“She insisted that when I meet someone for the first time, I extend my right, fingerless hand,” he adds. “I would cup their hand with both of mine and shake firmly, looking them in the eye. ‘That’s what men do, John. And so that’s what you’re going to do, too.’ ”
Learning to love unconditionally
So when John first laid eyes on Beth in 1998, he took his mother’s advice and approached her confidently. And when he asked her to dance, she took his hand without flinching.
“He approached me like he didn’t have any injuries,” Beth says, “like nothing was holding him back.”
During the year that followed, John and Beth became close friends, but John wanted more.
“So, after about a year of being her friend,” John says, “I asked her out in the traditional sense.” But he was rebuffed. “She said to me, ‘John, you’re like a brother to me.’ ”
But, undefeated, John continued to pursue Beth, and one year later, he asked her out again. Yet, again, she refused.
“After the second rejection,” John says, “my heart started to change. I stopped pursuing her for what I could get, and I started to love her for who she was.”
In On Fire, John recounts that he began praying about what it meant to be in love: “I let go of my fear that I’d always be alone. I opened the door of my heart and loved her even though it wasn’t exactly the way I had planned.”
He served her much as he’d always done. He still gave her flowers, bought her a breakfast sandwich before she went to class and held the door for her. But no longer did he do this to gain a wife or to cover over his weaknesses. “It became unconditional love, giving and expecting nothing in return,” John says. “I think that’s an extraordinarily attractive love to be pursued with.”
Indeed, after another year of friendship, Beth confessed that her feelings for him had changed.

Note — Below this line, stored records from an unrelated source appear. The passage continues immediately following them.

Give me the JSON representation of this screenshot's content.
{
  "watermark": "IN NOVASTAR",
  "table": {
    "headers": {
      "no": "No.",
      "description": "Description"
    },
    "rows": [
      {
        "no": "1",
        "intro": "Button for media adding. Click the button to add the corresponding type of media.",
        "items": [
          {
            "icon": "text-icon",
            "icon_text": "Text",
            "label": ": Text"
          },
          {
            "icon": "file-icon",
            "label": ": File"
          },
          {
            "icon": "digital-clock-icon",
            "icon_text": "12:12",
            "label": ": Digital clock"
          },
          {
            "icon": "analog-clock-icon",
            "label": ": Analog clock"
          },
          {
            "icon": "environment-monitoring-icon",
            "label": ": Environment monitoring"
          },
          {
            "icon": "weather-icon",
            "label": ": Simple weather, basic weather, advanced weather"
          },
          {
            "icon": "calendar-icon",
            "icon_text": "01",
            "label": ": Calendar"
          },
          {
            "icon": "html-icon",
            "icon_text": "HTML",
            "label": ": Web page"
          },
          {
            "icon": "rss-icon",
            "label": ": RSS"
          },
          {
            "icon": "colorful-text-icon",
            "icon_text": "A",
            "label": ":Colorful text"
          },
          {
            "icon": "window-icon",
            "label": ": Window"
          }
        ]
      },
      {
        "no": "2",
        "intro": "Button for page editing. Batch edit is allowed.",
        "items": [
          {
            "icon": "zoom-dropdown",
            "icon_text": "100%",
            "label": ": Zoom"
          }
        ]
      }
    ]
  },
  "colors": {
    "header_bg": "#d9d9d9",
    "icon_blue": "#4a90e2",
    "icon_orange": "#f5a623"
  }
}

John and Beth married three years later. In sickness and in health, they’ve served each other with the same unconditional love that began their romance.
Only a month after the wedding, the wounds on John’s stomach became infected. At first John worried that Beth would be disgusted by the infection; he didn’t want to show her the sore. But she soon noticed he wasn’t feeling well.
So he finally lifted his T-shirt and showed her the infection.
“Rather than running into the other room,” he recalls, “she gently bent down and kissed the infection.”
“I hate these things,” she said. “But I love you.”
“We’re committed to growing together,” John says. And with four children and busy schedules, this takes effort and intentionality. They deal with the same complications and disappointments as other married couples with kids.
For this reason, they plan weekly date nights, talk throughout the day, go to bed at the same time and pray for each other before falling asleep.
John never complains after coming home tired from a speaking event. “I want to be the one putting the kids down,” John says. “I want to be the one doing the dishes. I want to serve her when I’m home.”
John sometimes wonders what would have happened if he hadn’t chosen to reach out his hand at the dance. But he doesn’t wonder long; life is calling and needs his undivided attention.